Cysts are very common on the epididymis. On ultrasound evaluation,
these can be differentiated from testicular tumors. No treatment is
necessary unless there is persistent pain.
CANCER OF THE TESTICLE: INCIDENCE
Testicular cancer is the most common malignancy in men between the
ages of 15 to 35 years. It, fortunately, is one of the most curable
cancers due to early diagnosis, new techniques for treatment and a
greater understanding of the nature history of the disease.
The probability that an American white male will get testicular in
his lifetime is approximately 0.2%. Most tumors occur in late adolescence
or early adulthood, however, tumors are also seen in infancy and in
patients over the age of 6o years. The incidence of testicular tumors
in African Americans is much less than that in American whites. There
does not appear to be a great genetic predisposition for testicular
cancer to develop in family members. Testicular cancer usually occurs
in one testicle, however, 2-3% of tumors can occur in both testicles,
either simultaneously or at a later date.
TYPES OF TESTICULAR CANCER
There are several different types of testicular cancers. The most
common type is seminoma, followed by embryonal carciroma, teratocarcinoma,
teratoma and pure carcinoma. The type of tumor determines its biological
behavior, thus, is important in making treatment recommendations.
It is not unusual to have multiple cell types in a given testicular
cancer (i.e. embryonal carcinoma and teratoma)
Some testicular tumors produce proteins, which can be detected in
the blood called tumor markers. The two most common tumor markers
produced by testicular cancer are alphafetoprotein(AFP) and human
chorionic gonadotropin(hCG). If testicular tumors are removed and
thereis persistent elevation of one of these tumor markers then one
has to assume that there is tumor remaining in the patient.
SIGNS AND SYMPTOMS
Most patients notice a mass or a pain or swelling in one testicle.
In about 10% of patients, acute pain is presenting symptom. In a small
percentage of patients, the first symptom are from metastases, including
neck mass, problems with breathing (cough or shortness of breath),
difficulty eating, abdominal pain, back pain or pain in the bones.
Five percent of patients may have swelling of breast due to a hormonal
affect from the tumor.
SCREENING AND DIAGNOSIS
On examination, one feels a mass within the testicle. It is not unusual

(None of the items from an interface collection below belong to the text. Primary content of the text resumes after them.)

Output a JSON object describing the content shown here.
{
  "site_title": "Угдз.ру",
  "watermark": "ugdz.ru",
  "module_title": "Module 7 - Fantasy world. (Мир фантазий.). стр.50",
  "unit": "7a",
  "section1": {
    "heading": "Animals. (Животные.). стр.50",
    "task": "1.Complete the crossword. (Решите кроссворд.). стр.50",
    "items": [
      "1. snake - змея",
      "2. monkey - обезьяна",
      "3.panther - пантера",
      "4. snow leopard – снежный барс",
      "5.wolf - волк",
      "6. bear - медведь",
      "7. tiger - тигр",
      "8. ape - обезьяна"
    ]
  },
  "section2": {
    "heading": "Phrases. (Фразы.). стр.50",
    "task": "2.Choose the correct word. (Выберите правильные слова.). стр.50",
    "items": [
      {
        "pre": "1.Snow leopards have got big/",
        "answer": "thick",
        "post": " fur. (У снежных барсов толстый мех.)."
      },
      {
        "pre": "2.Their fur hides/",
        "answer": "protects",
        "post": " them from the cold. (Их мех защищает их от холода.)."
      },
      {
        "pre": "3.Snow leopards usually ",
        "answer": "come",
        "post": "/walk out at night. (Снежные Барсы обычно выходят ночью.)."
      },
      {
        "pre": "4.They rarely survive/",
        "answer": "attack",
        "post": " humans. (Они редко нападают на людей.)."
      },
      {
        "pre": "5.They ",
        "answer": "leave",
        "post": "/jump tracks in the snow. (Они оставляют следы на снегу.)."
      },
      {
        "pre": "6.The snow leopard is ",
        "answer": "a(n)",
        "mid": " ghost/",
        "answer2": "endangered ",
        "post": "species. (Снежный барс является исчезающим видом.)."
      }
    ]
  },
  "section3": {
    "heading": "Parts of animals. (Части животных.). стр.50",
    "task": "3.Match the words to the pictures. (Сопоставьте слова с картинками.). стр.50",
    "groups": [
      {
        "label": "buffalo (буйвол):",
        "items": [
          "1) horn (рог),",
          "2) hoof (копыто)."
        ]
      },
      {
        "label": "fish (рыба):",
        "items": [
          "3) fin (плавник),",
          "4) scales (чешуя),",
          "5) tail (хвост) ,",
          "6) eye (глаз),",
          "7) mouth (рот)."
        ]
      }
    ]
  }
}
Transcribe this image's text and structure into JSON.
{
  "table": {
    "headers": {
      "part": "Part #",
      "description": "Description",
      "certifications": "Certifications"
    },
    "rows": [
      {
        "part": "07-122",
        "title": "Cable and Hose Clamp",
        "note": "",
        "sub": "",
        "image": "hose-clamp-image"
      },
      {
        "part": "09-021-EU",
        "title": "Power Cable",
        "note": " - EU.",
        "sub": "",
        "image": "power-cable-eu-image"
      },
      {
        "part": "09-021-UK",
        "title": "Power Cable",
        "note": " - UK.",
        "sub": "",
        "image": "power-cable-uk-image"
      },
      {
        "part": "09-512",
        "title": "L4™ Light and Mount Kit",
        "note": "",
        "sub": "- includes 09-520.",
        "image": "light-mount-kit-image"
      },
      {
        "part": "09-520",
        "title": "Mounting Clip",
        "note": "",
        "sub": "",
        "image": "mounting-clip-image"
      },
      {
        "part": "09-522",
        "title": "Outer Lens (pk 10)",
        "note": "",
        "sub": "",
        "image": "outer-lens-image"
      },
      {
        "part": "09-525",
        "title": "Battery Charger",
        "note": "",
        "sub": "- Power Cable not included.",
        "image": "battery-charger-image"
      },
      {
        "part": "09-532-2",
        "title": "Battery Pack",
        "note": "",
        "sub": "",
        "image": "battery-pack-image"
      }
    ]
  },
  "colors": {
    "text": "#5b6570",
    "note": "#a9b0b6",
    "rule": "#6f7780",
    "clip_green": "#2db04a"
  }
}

to have small lumps in the epididymis, which is a tube adjacent to
the testicle, which helpstransport sperm, however, any unusual mass
should be evaluated by physician. Other diseases that can both cause
swelling or tenderness in the testicles, includes infection, fluid
around testicles, hernia or testicular torsion (twisting of the testicle
or one of its parts). An ultrasound examination of the scrotum and
testicle is the most reliable technique to evaluate for testicular
Early detection is important, so annual examination by a physician is recommended.
This is the best done in a warm shower and any suspicious areas examined
by a physician.
Staging is a classification system for testicular tumors that helps in making recommendations for treatment.
Testicular tumors are staged using the TNM system. Tumors are staged
based on the findings at the surgery to remove the testicle including;
the microscopic examination, X-ray, CT scan and other studies as indicated.